Released: March 7th 2017
Issues: Titans (Rebirth) 1-6
I’ll be honest and say that I wasn’t really sure what I was expecting when I started reading Titans. Despite not being sure what I was in for, I found myself pleasantly surprised and greatly enjoying reading it. There was more of a focus on Wally West (as the title would indicate) but that actually helped me settle into the series.
For those that don’t know, the Titans is a group made up of Wally (again, duh), Donna Troy (AKA Wonder Girl), Arsenal (Roy Harper), Garth (Aqualad), Lilith Clay (Omen), and Nightwing (Richard Grayson).
The title of the series and volume makes it sound like a Titans adventure with a focus on Wally West, but if we’re being honest here it’s really the other way around. Wally West has figured out what his missing memories were, and it’s with his help that the Titans get their memories back as well. Admittedly the team had gotten back together without his help, but they were still missing huge chunks of their memories (presumably every situation in which Wally was present). Its Wally’s warning that prepares them for their enemies (and let’s be honest, the Kadabra was after them because of their connection to Wally).
Kadabra isn’t my favorite DC villain, but he certainly served his purpose here, so I’m not going to complain. Though his lines were probably the corniest I’ve seen in a while (an intentional choice made to show how off this guy is, if you ask me). His obsession with Wally West further cements my point about this volume being all about Wally West. He’s a villain with a single nemesis, but he’s more than willing to take on the entire group to take a shot at the man he hates.

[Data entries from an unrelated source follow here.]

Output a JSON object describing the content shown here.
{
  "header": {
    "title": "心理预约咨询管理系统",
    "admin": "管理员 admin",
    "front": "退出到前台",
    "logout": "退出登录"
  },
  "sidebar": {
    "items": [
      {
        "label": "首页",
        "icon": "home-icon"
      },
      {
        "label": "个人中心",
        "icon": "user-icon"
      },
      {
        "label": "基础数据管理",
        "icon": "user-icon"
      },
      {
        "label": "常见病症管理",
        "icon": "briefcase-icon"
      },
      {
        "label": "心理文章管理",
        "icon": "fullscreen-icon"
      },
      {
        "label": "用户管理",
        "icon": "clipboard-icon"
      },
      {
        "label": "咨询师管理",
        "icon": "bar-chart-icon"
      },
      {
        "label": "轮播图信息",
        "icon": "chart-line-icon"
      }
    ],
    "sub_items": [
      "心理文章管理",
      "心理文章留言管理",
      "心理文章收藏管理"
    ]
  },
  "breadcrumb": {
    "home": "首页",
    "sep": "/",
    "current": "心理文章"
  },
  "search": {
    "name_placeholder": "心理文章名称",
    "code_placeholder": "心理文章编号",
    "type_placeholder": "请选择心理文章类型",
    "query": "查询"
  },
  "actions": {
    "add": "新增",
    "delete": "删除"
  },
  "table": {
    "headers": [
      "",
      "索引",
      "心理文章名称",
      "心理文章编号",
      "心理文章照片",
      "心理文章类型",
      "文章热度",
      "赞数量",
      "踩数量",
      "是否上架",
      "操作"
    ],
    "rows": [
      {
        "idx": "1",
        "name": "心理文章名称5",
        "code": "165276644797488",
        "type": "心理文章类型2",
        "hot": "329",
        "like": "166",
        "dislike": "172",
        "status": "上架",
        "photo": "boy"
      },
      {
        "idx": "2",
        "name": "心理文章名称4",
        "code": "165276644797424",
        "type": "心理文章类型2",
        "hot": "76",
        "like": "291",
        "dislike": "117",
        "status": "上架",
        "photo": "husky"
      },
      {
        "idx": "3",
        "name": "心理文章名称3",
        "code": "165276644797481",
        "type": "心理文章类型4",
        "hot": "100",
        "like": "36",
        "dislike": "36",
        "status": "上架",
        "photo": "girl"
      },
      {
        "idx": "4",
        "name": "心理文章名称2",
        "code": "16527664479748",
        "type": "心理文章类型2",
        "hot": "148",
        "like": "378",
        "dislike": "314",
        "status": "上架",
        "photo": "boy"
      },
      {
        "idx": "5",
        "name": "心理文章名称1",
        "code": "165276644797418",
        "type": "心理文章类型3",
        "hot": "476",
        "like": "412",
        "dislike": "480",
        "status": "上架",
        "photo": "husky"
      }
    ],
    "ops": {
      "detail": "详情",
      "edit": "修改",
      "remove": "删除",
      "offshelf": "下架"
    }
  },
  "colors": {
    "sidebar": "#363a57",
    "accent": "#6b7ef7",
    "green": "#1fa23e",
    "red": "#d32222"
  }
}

It has been really interesting to see the wardrobe changes for the team, as well as the growing character dynamics. I’ve always been a fan of Nightwing and Wally West, so I love pretty much any team that involves them. Having the whole team shown in past and present was an interesting choice, and really let us see the style changes they have gone through over the years (I’d say we could see how much they’ve changed over the years, but the difference is most obviously physical in this case).
The artwork was consistent throughout the entire volume, which is a huge plus. I personally enjoyed the stylistic choices made. Some were pretty typical of DC on the whole (well defined characters, bright colors, anatomically accurate, etc) while other points are clear choices on the artist’s part (the clothing change, and lighting choices in particular). It helped to define the series and make it stand out.
I’m really curious to see what volume two has in store. It’ll be interesting to see if the focus remains on Wally, or if it’ll shift (perhaps to the group as a whole, or switch to a different character for the main focus?).